If you become ill during or immediately after travelling to the Republic of Congo, seek medical advice immediately. Medical facilities in the country are limited, particularly in rural areas, and medical evacuation is likely to be necessary for all but the most basic treatments.
Make sure you have adequate travel and medical insurance to cover the cost of any medical treatment abroad and repatriation; this should specifically include the very high costs of evacuation by air ambulance. If you take medication regularly, bring a properly-marked supply, sufficient for the time you will be in the country.
Other health risks
The Ebola outbreak 12 in North Kivu province in eastern Democratic Republic of Congo (DRC) was declared over on 3 May 2021.
Further information and updates on Ebola can be found on the WHO website and the Public Health England (PHE) website. Public Health England has guidance for humanitarian or healthcare workers travelling to countries at risk of Ebola.
If you’re abroad and you need emergency help from the UK government, contact the nearest British embassy, consulate or high commission. If you need urgent help because something has happened to a friend or relative abroad, contact the Foreign, Commonwealth and Development Office (FCDO) in London on 020 7008 5000 (24 hours).
Foreign travel checklist
Read our foreign travel checklist to help you plan for your trip abroad and stay safe while you’re there.
The FCDO travel advice helps you make your own decisions about foreign travel. Your safety is our main concern, but we cannot provide tailored advice for individual trips. If you’re concerned about whether or not it’s safe for you to travel, you should read the travel advice for the country or territory you’re travelling to, together with information from other sources you’ve identified, before making your own decision on whether to travel. Only you can decide whether it’s safe for you to travel.
When we judge the level of risk to British nationals in a particular place has become unacceptably high, we’ll state on the travel advice page for that country or territory that we advise against all or all but essential travel. Read more about how the FCDO assesses and categorises risk in foreign travel advice.

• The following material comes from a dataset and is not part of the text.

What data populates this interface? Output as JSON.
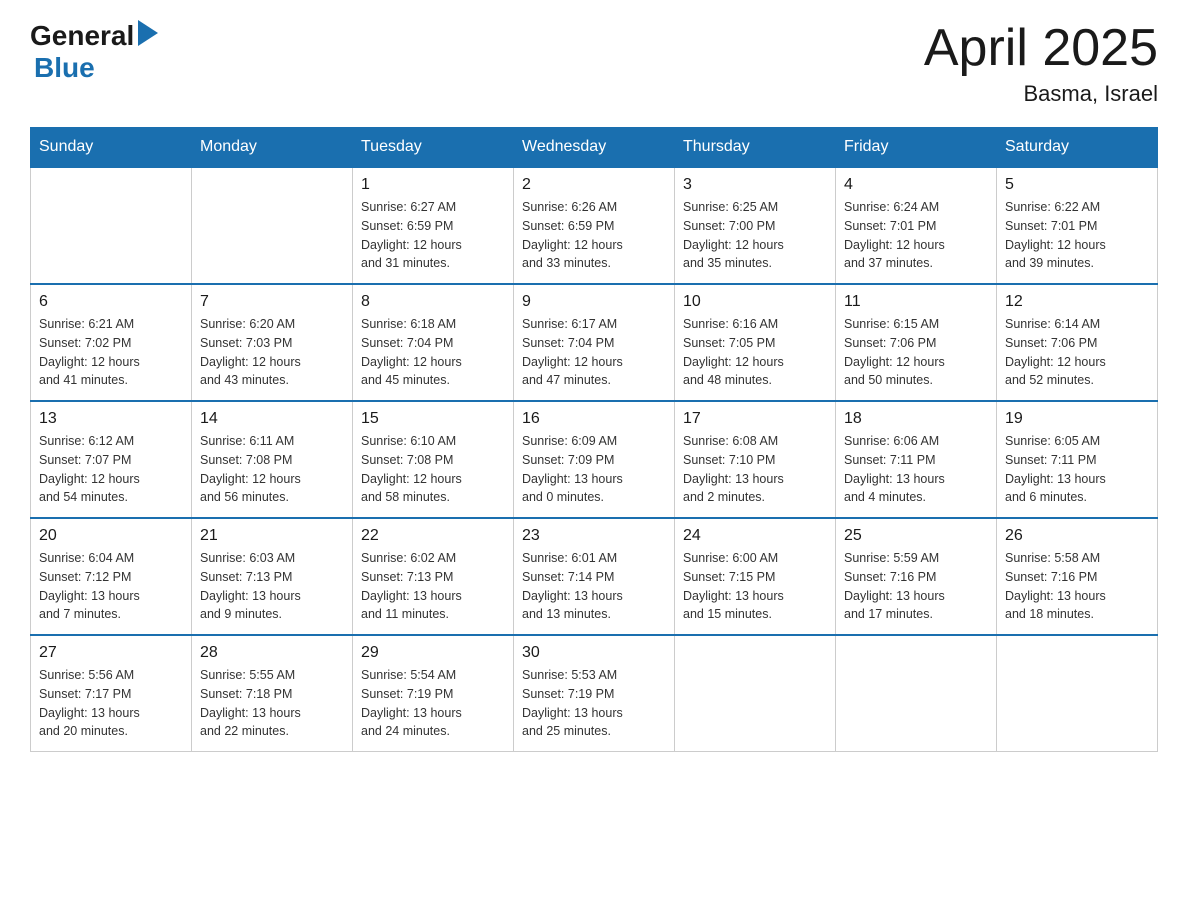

Our crisis overseas page suggests additional things you can do before and during foreign travel to help you stay safe.
Refunds and cancellations
If you wish to cancel or change a holiday that you’ve booked, you should contact your travel company. The question of refunds and cancellations is a matter for you and your travel company. Travel companies make their own decisions about whether or not to offer customers a refund. Many of them use our travel advice to help them reach these decisions, but we do not instruct travel companies on when they can or cannot offer a refund to their customers.
For more information about your rights if you wish to cancel a holiday, visit the Citizen’s Advice Bureau website. For help resolving problems with a flight booking, visit the website of the Civil Aviation Authority. For questions about travel insurance, contact your insurance provider and if you’re not happy with their response, you can complain to the Financial Ombudsman Service.
Registering your travel details with us
We’re no longer asking people to register with us before travel. Our foreign travel checklist and crisis overseas page suggest things you can do before and during foreign travel to plan your trip and stay safe.
Previous versions of FCDO travel advice
If you are looking for a previous version of the FCDO travel advice, visit the National Archives website. Versions prior to 2 September 2020 will be archived as FCO travel advice. If you cannot find the page you are looking for there, send the Travel Advice Team a request.
If you are a British national and you have a question about travelling abroad that isn’t covered in our foreign travel advice or elsewhere on GOV.UK, you can submit an enquiry. We’re not able to provide tailored advice for specific trips.